High hills surround the valley, encircling
it like a crown.
These are clothed by trees of various sorts and maintain in
pleasant retreats the privacy of the vale, providing for the
monks a kind of second paradise of wooded delight.(1)
Monasteries that had a lot of woodland might appoint a forester
to oversee the work. Some foresters were monks, some lay-brothers.
A lay-brother who
was a forester of Rievaulx was beaten up in 1285 when the abbot's
house was broken into at Harlsey.
[Williams, The Cistercians in the Early Middle Ages,
p. 318; Burton, 'Estates and economy', p. 61.]
Daniel's lyrical description of Rievaulx in the twelfth century
suggests that the abbey precinct was at this time surrounded by
woodland. Woodland afforded shelter and privacy, but also provided
valuable resources including charcoal for burning in the forges,
as well as building materials such as timber and thatch. It could
also be used as pasturage for animals, particularly pigs, which
could graze on acorns and beech nuts here. In the late twelfth century,
Bernard de Balliol gave the monks pasture rights in his forests
at Teesdale and Westerdale. His grant included the right to keep
sixty brood mares in the forest of Teesdale and also to make lodges
and folds in both places.
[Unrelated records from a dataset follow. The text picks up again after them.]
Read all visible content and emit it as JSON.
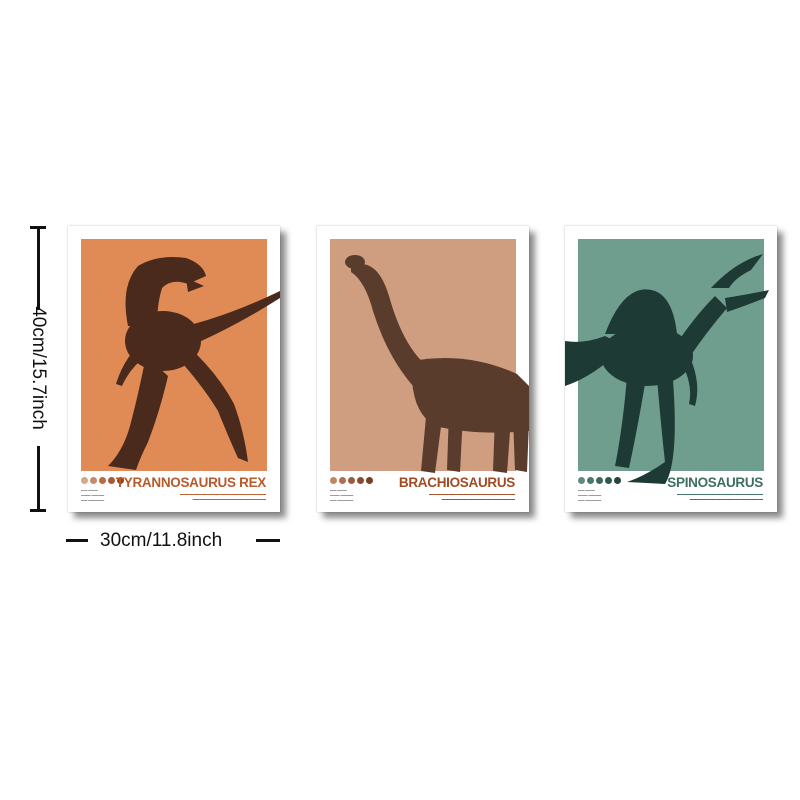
{
  "dimensions": {
    "height_label": "40cm/15.7inch",
    "width_label": "30cm/11.8inch"
  },
  "posters": [
    {
      "title": "TYRANNOSAURUS REX",
      "panel_color": "#e08a55",
      "accent_color": "#b85a2a",
      "dino_color": "#4a2a1c",
      "dot_colors": [
        "#d4a68a",
        "#c98a66",
        "#b86c44",
        "#a85a34",
        "#8a4626"
      ]
    },
    {
      "title": "BRACHIOSAURUS",
      "panel_color": "#cf9e80",
      "accent_color": "#a24a22",
      "dino_color": "#5a3c2c",
      "dot_colors": [
        "#c48660",
        "#b07050",
        "#9c5a3c",
        "#8a4a2e",
        "#7a3e24"
      ]
    },
    {
      "title": "SPINOSAURUS",
      "panel_color": "#6f9d8e",
      "accent_color": "#3c6f62",
      "dino_color": "#1e3a34",
      "dot_colors": [
        "#5e8a7e",
        "#4c786c",
        "#3e685c",
        "#2f574c",
        "#24463e"
      ]
    }
  ]
}
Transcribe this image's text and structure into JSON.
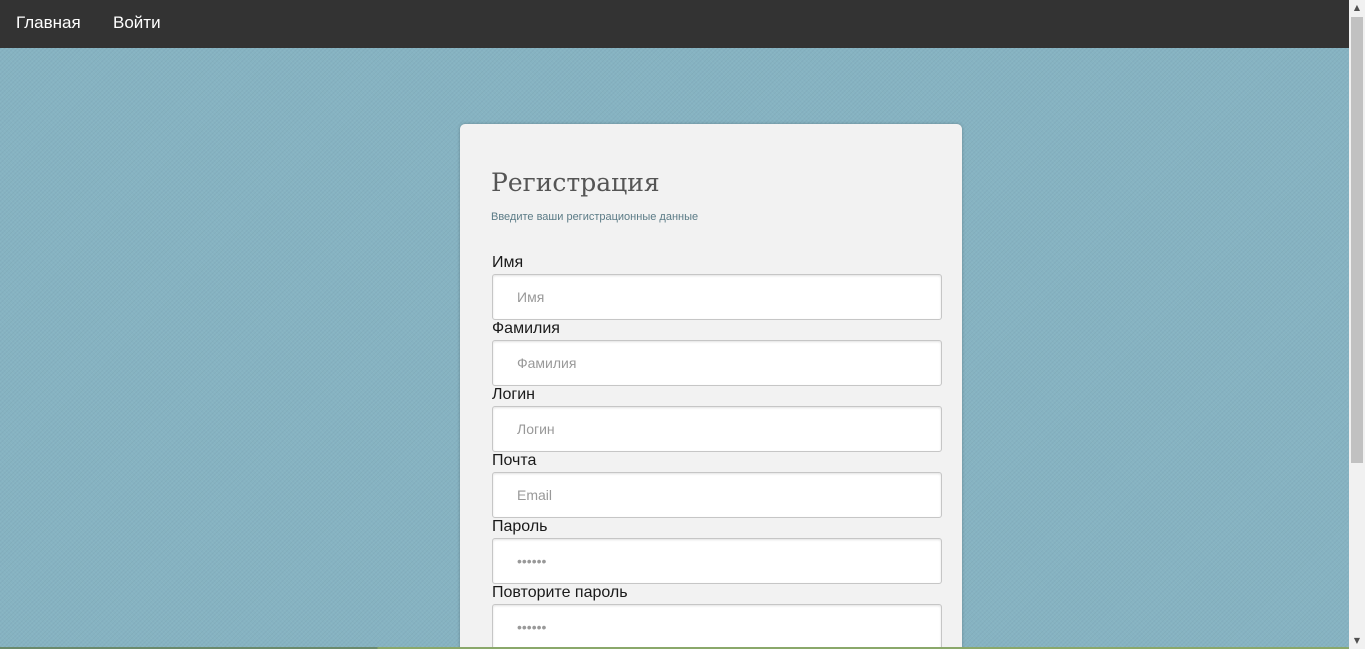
{
  "nav": {
    "home_label": "Главная",
    "login_label": "Войти"
  },
  "card": {
    "title": "Регистрация",
    "subtitle": "Введите ваши регистрационные данные",
    "fields": [
      {
        "label": "Имя",
        "placeholder": "Имя"
      },
      {
        "label": "Фамилия",
        "placeholder": "Фамилия"
      },
      {
        "label": "Логин",
        "placeholder": "Логин"
      },
      {
        "label": "Почта",
        "placeholder": "Email"
      },
      {
        "label": "Пароль",
        "placeholder": "••••••"
      },
      {
        "label": "Повторите пароль",
        "placeholder": "••••••"
      }
    ]
  },
  "icons": {
    "scroll_up": "scroll-up-arrow-icon",
    "scroll_down": "scroll-down-arrow-icon"
  },
  "colors": {
    "navbar": "#333333",
    "background": "#86b3c2",
    "card": "#f2f2f2"
  }
}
The abbey had also at this time grazing
rights in the forest of Helmsley; thirteenth-century acquisitions
included grazing rights in Swaledale.